Assoc Prof Pan also pointed out the potential of leveraging rich administrative data and combining it with nationally representative survey data. 

In response to suggestions for greater collaboration between government agencies and researchers, Ms Khoo opined that researchers could be provided access to sensitive data on a project-by-project basis for their research to be relevant to addressing Singapore’s pressing needs. She also noted an increasing interest in qualitative research by the government, to help them better understand the wide diversity of lived experiences that can inform policymaking. 

Work-Family Trade-Offs 

In response to the question of “What will actually improve TFR?”, Ms Khoo stated that policymakers are looking at increasing support for flexible work arrangements, childcare and parental care arrangements. 

Acknowledging that a “parenthood penalty” affects both parents where the penalty for a father taking time off for childcare may be even higher than that for mothers, Assoc Prof Pan highlighted that there should be flexible work arrangements for both men and women. 

In closing, the moderator, Prof Jean Yeung emphasised the importance of focusing on young people’s well-being and their needs, including understanding their changing attitudes towards family and tackling emerging issues, such as work-family issues as a society. 

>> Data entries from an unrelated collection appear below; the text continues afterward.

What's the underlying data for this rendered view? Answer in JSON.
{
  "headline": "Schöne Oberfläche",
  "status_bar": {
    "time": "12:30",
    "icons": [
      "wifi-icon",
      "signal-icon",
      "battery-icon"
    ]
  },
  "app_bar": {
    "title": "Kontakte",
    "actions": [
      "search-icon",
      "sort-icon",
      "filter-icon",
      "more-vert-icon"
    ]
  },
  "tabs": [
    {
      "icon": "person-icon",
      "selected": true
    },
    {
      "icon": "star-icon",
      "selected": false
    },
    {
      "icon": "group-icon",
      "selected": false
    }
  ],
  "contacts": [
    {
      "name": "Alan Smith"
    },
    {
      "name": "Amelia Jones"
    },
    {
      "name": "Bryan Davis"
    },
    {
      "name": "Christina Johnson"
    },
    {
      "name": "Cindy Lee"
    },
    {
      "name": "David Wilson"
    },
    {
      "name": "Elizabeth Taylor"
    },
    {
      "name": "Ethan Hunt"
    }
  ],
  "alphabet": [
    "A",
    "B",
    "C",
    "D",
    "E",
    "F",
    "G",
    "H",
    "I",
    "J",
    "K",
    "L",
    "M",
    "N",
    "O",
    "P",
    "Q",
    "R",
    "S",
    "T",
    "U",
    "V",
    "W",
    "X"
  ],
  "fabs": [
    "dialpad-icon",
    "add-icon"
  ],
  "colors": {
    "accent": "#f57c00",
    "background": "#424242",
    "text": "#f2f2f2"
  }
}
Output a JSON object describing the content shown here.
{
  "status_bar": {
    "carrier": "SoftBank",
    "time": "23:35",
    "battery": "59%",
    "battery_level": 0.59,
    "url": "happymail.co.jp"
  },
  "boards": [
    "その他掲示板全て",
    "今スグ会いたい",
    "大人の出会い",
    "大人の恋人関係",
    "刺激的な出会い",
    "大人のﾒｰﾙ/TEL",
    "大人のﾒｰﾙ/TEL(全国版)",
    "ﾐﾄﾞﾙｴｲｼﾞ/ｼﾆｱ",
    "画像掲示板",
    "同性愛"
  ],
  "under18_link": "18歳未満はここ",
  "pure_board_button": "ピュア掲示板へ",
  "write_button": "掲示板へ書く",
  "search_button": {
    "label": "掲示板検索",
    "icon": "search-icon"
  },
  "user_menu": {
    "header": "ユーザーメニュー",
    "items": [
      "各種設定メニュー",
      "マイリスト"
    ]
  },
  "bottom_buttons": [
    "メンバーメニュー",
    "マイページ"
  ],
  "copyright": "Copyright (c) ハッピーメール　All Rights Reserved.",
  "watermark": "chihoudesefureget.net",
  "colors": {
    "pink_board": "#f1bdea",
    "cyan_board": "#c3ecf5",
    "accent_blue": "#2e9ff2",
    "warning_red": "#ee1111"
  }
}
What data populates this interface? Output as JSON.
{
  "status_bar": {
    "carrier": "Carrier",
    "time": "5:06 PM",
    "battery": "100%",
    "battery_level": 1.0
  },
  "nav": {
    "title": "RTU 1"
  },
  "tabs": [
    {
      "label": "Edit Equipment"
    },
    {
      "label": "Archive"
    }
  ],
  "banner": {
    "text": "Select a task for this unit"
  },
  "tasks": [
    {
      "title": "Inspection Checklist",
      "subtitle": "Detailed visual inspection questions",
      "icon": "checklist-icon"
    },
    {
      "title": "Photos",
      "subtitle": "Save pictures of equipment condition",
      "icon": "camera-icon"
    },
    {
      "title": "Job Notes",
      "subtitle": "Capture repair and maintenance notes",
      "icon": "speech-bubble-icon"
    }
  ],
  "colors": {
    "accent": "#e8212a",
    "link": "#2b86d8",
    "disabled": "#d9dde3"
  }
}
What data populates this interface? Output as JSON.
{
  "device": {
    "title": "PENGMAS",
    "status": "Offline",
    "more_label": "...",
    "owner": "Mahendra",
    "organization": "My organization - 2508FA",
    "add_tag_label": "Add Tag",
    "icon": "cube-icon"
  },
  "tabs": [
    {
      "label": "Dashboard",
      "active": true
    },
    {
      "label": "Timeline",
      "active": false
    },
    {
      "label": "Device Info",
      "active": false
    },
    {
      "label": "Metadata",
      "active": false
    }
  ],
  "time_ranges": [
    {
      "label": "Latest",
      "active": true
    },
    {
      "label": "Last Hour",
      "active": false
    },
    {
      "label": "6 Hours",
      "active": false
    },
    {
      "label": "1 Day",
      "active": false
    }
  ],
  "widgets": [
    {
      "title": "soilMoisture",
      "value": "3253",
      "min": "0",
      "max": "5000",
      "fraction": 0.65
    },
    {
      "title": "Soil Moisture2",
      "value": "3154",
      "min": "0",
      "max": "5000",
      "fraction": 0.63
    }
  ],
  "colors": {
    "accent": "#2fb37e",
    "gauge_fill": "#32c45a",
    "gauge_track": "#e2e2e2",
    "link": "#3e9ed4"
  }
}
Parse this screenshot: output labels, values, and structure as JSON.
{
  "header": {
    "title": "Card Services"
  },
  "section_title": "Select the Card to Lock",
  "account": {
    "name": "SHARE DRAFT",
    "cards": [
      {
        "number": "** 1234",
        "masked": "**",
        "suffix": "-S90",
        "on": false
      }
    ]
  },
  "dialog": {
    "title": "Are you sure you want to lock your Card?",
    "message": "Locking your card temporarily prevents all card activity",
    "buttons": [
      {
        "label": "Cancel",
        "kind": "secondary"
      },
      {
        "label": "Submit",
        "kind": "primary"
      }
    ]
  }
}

By the Centre for Family Population and Research at NUS Faculty of Arts and Social Sciences